Budget commits to developing smart cities and sharing economy


Chancellor George Osborne has announced in the Budget plants to develop smart city infrastructure and support for a sharing economy.

He announced that the Government will support a competition to fund a Smart Cities demonstrator as part of its Internet of Things programme to trial and showcase new technologies.


In a 2013 report commissioned by the Department of Business, Innovation and Skills, five key vertical sectors were identified as containing opportunities for developing intelligent technology in urban areas. These were waste, water, energy, transport and assisted living.

The Chancellor said that the Government will invest £140 million into research across the UK into the infrastructure and cities of the future.

He added: “We’ll invest in what is known as the Internet of Things. This is the next stage of the information revolution, connecting up everything from urban transport to medical devices to household appliances.”

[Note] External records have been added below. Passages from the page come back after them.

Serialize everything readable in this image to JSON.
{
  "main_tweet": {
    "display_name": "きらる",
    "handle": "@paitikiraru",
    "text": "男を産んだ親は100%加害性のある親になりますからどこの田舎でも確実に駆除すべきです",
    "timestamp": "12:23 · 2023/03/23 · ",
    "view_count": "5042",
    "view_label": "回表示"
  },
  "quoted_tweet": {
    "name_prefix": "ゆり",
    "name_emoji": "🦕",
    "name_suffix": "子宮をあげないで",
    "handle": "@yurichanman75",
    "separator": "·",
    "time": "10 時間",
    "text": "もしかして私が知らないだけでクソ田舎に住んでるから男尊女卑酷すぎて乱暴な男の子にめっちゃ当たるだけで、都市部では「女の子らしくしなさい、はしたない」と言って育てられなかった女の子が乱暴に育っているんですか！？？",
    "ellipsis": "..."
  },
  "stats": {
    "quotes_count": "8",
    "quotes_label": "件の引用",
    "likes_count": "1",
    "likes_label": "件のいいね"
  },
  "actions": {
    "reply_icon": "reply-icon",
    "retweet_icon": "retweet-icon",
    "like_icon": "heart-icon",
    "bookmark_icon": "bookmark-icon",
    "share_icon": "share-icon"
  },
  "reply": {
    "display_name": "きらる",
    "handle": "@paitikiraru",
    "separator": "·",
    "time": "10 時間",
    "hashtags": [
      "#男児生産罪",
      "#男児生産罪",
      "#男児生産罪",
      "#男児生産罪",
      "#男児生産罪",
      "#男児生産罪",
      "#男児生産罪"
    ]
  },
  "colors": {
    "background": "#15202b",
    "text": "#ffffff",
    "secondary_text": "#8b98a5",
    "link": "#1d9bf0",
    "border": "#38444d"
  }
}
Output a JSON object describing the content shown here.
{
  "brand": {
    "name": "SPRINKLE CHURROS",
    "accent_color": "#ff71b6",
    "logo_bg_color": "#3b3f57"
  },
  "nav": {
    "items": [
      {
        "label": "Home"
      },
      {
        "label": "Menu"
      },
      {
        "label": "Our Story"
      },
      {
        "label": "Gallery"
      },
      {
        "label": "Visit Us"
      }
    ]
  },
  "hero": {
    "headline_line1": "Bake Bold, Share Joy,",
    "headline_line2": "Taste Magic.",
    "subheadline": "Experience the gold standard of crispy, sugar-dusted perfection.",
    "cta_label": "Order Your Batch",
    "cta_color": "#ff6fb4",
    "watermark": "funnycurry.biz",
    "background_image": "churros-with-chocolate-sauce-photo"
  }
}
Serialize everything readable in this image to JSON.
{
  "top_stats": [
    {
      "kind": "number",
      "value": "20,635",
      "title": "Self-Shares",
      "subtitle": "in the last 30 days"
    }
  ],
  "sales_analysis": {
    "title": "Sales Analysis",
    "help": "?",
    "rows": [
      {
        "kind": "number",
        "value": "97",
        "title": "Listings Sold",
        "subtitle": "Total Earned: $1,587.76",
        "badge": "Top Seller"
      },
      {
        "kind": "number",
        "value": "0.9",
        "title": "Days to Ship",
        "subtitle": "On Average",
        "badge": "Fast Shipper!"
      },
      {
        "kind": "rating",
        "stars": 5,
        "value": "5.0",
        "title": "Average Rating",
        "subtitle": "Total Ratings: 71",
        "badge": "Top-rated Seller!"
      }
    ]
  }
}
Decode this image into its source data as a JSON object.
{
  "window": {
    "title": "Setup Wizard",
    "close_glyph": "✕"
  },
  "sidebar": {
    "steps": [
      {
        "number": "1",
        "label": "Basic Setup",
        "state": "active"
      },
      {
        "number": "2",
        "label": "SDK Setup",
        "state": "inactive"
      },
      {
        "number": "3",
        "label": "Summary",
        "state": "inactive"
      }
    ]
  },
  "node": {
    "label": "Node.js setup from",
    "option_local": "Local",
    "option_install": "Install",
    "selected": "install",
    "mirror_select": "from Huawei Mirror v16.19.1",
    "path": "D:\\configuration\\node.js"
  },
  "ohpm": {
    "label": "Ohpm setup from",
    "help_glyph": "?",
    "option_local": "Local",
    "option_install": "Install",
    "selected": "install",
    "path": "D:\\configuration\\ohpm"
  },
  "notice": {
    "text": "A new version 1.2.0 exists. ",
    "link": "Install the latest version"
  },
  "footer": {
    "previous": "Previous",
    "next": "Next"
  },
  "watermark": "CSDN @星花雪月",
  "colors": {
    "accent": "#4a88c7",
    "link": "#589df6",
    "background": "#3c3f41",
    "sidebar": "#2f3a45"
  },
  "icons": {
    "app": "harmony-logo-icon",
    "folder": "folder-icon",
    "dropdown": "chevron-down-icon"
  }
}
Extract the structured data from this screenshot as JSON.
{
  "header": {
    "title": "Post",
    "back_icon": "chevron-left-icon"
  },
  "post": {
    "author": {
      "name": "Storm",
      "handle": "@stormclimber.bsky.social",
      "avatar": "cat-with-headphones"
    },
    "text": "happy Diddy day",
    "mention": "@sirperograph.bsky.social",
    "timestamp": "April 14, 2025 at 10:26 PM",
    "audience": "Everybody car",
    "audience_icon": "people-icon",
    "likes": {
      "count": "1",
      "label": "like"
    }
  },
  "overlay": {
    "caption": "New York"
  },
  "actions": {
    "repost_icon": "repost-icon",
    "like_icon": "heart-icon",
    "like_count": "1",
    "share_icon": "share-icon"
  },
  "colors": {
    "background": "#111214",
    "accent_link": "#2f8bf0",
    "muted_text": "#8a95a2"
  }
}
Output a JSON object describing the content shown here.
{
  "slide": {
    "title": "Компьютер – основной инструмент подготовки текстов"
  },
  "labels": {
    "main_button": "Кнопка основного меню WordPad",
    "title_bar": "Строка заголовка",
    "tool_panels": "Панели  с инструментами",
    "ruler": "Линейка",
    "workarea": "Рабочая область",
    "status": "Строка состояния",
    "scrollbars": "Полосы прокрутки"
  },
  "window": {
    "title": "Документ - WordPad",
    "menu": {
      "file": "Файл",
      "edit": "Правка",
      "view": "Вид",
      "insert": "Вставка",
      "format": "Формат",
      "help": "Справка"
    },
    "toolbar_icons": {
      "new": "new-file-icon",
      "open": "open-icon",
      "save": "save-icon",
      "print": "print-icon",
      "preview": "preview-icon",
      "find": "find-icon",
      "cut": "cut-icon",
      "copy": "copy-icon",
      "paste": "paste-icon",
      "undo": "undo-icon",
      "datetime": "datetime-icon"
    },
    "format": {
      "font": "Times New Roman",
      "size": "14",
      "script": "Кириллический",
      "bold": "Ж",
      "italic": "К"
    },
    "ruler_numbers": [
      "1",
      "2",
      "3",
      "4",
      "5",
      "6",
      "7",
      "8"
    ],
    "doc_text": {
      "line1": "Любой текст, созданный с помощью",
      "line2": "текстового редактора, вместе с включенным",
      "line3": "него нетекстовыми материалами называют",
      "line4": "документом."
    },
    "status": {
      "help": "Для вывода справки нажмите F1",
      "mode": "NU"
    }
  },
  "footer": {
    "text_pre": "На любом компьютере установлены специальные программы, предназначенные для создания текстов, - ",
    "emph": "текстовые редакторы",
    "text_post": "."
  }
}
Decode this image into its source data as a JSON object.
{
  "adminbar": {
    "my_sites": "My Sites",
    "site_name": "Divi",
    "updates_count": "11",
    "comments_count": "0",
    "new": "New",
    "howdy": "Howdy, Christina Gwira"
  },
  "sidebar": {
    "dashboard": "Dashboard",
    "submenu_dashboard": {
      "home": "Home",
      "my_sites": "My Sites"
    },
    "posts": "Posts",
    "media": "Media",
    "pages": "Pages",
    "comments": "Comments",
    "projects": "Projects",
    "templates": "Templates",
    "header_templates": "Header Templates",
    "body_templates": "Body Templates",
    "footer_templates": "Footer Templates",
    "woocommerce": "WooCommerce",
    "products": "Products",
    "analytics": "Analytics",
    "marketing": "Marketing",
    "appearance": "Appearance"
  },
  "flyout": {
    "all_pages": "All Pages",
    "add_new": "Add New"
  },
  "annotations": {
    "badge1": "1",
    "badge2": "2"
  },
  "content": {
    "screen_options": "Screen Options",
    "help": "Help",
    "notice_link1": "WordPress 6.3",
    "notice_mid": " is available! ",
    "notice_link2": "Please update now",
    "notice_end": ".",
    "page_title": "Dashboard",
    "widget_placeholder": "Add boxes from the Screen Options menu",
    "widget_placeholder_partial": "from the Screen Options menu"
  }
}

In the Budget documents, the Government also revealed that it will work with local government on using digital technology to provide more “customer-focussed, digitally-enabled and efficient local services”.

On the sharing economy, the Chancellor said that he wants Britain to be the global centre for the sharing economy to enable businesses and individuals to make the most of their assets, resources, time and skills.

While most of the support would be offered to accommodation and transport, the Budget documents revealed that the Government will encourage local authorities to use their business rates discretionary relief powers to support the sharing economy, including shared workspaces and makerspaces.

On other measures, the Chancellor announced that “we back our heavy industry too, like steel and paper mills”.

As a result, he announced that the Government will bring forward the feed-in tariffs (FITs) compensation scheme for the indirect costs of small-scale FITs and the renewables obligation to 2015-16 instead of the originally planned 2016-17 announced in Budget 2014. This is expected to save £25 million in 2015-16 to energy intensive industries.

On landfill tax, the Budget confirmed that it will increase by RPI rounded to the nearest 5p from April 2016 for both the lower and standard rate. It also confirmed that £4.2 million will be given to the Environment Agency to tackle waste crime from savings made in the Landfill Communities Fund. 

Of course, with the General Election occurring on 7 May, the new Government may decide to have a new Budget shortly after the election and none of these measures will be implemented.